WHAT IS EXPECTED => In the data that follows, every line containing the word "Frequency" should be returned.
*** ENTRIES PROVIDED ***
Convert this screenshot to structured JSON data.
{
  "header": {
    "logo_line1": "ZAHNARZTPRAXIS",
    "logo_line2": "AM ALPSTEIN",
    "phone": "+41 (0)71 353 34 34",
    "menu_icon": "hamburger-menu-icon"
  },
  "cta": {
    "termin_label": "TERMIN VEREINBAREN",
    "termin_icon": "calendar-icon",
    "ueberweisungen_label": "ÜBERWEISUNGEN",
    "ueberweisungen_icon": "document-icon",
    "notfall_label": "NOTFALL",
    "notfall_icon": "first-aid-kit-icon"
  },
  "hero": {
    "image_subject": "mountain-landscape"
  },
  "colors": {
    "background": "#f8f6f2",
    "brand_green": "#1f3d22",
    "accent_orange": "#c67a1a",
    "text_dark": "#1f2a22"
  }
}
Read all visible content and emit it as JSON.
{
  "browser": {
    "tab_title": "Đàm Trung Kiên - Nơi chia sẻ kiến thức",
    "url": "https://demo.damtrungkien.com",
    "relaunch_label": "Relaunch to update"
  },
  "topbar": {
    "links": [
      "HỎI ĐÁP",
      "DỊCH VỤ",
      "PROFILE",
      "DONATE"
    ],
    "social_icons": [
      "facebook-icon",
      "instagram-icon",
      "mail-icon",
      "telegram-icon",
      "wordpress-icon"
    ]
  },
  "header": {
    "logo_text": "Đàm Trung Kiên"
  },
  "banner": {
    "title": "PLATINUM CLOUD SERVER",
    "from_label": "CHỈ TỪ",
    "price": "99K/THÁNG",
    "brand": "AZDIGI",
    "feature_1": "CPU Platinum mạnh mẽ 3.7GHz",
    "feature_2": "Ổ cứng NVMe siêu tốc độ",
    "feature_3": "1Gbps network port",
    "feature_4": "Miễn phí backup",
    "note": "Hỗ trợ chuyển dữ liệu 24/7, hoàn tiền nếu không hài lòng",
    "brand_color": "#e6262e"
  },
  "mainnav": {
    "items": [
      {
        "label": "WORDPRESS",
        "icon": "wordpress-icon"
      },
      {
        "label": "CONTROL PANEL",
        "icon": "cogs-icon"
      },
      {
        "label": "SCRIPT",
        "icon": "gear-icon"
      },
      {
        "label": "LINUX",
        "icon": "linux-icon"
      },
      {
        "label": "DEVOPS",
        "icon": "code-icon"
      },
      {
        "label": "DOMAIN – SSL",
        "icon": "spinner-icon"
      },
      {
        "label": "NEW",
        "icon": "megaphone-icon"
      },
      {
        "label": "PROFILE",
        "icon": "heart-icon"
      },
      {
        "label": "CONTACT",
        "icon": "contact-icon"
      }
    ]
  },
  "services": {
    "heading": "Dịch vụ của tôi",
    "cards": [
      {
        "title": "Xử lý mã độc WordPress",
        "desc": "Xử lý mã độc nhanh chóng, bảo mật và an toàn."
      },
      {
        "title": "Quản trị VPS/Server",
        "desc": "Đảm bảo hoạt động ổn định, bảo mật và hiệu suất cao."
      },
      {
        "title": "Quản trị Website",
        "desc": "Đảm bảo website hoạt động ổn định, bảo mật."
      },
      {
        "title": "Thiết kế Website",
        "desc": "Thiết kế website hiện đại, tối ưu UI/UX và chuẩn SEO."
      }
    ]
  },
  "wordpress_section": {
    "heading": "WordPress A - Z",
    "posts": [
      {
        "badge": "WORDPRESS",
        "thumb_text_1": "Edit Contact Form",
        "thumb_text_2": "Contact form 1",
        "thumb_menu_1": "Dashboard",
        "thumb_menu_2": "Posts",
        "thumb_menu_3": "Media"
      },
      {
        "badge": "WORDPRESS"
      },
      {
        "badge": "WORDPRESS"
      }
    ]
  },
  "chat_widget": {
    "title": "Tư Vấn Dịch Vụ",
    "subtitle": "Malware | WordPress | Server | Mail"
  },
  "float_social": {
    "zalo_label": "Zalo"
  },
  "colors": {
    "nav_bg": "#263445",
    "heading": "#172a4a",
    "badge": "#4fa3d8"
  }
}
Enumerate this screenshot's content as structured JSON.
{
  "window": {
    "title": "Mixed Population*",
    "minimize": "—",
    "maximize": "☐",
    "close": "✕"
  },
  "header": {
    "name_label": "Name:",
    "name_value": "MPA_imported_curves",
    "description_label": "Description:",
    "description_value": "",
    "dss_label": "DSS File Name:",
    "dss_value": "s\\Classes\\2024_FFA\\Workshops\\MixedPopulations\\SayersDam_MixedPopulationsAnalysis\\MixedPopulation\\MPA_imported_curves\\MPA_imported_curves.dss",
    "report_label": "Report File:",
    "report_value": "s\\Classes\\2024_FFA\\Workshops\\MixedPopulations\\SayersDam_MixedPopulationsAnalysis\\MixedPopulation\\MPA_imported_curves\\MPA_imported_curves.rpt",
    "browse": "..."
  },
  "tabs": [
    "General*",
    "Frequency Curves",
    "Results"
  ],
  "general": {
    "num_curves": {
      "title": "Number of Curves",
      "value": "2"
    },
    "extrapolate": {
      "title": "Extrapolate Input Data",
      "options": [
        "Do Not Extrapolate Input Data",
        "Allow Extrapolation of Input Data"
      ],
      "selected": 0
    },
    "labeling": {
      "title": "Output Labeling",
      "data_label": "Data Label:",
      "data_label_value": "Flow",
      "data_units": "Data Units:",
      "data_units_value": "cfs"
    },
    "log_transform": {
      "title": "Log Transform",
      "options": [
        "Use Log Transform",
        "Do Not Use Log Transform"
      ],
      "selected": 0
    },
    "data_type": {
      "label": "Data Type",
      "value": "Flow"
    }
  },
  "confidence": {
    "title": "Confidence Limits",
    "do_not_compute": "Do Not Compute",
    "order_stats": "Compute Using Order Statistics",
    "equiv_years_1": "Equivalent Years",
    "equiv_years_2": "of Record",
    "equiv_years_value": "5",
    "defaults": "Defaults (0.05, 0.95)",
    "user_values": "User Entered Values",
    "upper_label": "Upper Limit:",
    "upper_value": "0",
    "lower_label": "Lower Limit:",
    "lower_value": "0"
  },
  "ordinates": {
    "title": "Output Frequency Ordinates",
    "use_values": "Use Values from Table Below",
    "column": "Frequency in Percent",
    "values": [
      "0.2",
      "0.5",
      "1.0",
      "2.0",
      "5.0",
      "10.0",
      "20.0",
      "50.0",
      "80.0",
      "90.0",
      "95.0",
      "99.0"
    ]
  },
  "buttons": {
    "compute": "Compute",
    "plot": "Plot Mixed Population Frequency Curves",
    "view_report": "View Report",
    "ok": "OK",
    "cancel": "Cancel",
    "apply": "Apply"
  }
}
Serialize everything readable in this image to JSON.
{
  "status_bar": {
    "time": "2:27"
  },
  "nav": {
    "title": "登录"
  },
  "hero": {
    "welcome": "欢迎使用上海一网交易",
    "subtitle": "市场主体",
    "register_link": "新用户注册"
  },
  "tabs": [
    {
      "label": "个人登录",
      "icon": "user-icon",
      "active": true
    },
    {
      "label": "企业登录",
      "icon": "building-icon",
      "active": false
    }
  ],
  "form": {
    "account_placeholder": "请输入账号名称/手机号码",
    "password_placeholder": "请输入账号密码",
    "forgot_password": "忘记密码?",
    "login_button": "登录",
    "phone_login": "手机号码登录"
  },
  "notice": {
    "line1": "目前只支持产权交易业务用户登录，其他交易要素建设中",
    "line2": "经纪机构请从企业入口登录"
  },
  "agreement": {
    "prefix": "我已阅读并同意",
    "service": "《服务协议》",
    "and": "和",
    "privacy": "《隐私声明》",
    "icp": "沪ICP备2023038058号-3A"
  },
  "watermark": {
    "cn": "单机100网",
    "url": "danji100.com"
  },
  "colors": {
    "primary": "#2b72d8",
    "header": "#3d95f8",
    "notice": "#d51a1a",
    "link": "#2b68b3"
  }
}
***
ANSWER =>
    "Frequency Curves",
    "title": "Output Frequency Ordinates",
    "column": "Frequency in Percent",
    "plot": "Plot Mixed Population Frequency Curves",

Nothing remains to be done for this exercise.